This is neither a serious proposal, nor an official proposal. This is just me thinking in public.
Governments are a monopoly. There is only one institution which can grant you a passport – Her Majesty’s Passport Office.
That’s not quite true, of course. You are free to seek citizenship in other countries. And some countries will sell you a passport.
In business studies terms, other countries might be termed as “traditional competitors”. Much like BBC1 competes with ITV in the TV environment. A competitor might come via a different delivery mechanism – like cable or satellite – but they’re essentially the same proposition.
And then Netflix comes along. It doesn’t deliver linear TV. It doesn’t travel over the airwaves. It has a completely different revenue model. It is convenient. And it eats the competitors’ lunch.
This is the essence of “disruption”. Asymmetric competitors which don’t play by your outdated rules.
So, what can disrupt the state?
Let’s suppose that the Republic of Wakanda decides that they want to open up to international travellers. Rather than issue passports themselves, they do a deal with an airline.
Anyone with enough BA airmiles to get Platinum Status is automatically granted a Wakandan Passport. It is, nominally, certified by their passport office but is entirely operated and managed by British Airways.
Perhaps this “passport” isn’t recognised by any other state. But that’s OK, some customers are happy to only travel between their home and the land of the Black Panther.
And then… The country next door realises the economic advantage of these travellers, and starts accepting Wakandan / BA passports. Then a former Russian state of Arstotzka thinks it has nothing to lose so also goes for it. Perhaps Pan Am launches a similar “passport” with Tomainia – and anyone with WorldPass Ultra status gets a passport.

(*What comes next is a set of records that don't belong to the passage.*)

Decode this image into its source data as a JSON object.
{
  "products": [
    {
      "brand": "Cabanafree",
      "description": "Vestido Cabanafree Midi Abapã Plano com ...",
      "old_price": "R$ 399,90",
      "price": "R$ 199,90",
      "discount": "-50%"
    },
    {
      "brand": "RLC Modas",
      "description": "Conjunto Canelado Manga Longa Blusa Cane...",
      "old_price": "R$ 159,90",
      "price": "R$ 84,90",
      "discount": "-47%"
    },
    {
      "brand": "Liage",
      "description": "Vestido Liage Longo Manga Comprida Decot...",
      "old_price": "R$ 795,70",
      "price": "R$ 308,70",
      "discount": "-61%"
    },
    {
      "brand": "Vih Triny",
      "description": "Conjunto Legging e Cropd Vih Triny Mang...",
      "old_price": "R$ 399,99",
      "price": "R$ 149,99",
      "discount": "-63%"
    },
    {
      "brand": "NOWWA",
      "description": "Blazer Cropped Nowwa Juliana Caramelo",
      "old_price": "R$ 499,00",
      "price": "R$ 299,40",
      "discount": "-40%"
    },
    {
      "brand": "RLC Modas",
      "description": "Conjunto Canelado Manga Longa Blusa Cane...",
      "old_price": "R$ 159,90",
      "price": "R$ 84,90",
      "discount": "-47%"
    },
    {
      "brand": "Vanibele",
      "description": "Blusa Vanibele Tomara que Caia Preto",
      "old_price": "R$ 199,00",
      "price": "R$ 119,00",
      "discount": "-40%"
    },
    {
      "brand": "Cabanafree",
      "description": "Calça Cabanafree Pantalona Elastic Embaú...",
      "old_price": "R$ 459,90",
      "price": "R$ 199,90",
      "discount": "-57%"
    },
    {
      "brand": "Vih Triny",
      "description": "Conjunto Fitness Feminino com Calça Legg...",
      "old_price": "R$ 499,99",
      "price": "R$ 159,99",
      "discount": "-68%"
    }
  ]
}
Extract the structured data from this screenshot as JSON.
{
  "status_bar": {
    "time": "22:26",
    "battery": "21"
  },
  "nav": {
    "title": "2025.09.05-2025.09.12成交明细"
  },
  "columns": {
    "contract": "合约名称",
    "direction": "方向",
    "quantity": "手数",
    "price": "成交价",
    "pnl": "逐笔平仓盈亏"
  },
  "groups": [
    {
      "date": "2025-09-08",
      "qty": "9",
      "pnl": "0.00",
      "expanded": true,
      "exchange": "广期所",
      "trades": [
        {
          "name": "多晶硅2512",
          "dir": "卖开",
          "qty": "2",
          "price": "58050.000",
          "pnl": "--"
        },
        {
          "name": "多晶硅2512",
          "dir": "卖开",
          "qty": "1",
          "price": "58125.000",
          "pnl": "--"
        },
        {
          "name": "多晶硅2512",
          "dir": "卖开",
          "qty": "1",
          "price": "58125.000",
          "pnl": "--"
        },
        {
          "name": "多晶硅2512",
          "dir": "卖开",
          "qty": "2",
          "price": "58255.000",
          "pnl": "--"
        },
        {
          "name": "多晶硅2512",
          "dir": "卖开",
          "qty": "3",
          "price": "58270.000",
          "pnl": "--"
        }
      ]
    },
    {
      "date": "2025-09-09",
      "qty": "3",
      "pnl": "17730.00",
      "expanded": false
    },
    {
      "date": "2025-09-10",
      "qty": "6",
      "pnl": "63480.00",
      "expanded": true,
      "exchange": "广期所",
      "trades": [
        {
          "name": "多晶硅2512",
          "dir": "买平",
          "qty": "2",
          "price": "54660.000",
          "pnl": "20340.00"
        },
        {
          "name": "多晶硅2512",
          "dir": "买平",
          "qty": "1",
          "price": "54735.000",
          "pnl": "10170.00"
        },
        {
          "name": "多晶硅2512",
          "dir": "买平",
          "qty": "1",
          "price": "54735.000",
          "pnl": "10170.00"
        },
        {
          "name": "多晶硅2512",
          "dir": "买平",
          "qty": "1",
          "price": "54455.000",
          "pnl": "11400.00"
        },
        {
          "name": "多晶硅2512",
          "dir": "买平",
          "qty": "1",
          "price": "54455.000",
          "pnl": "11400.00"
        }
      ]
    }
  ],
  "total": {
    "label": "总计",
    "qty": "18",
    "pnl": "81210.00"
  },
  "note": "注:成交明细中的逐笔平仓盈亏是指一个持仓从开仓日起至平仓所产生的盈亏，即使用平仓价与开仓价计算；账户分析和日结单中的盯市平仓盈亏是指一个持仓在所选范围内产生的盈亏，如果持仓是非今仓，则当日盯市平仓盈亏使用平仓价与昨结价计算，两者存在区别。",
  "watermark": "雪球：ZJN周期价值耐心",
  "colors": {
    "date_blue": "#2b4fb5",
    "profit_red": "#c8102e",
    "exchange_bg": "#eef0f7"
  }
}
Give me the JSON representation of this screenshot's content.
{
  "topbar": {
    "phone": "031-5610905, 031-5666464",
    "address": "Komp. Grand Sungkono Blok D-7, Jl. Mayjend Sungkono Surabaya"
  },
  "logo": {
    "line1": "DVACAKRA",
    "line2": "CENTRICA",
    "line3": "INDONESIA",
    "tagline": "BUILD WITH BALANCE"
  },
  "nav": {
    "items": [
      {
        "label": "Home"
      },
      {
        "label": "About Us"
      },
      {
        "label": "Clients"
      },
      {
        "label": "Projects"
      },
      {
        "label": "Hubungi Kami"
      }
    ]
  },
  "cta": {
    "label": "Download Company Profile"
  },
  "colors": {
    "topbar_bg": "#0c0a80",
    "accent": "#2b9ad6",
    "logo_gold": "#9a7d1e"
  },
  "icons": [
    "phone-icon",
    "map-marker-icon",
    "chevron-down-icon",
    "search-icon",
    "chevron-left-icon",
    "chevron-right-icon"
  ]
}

It starts small – like Netflix’s DVDs by post. Then expands into other markets as competitors encroach. And then “Wakanda and Fly?” becomes a catchphrase.
To be clear – I don’t think this is the future and I don’t think it’s a good idea. This is an exercise in “what if…?”
Could Uber issue its own driving licences for its semi-autonomous vehicles? Would you subscribe to Securiroo to get an off-duty Police Officer to your door in 30 minutes or less? How about paying your tax directly to Monzo and then they can negotiate a cheaper rate with HMRC on behalf of millions of customers?
These are deliberately absurd ideas.
But there are business ideas out there which will disintermediate the state. What are they and how should we react to them?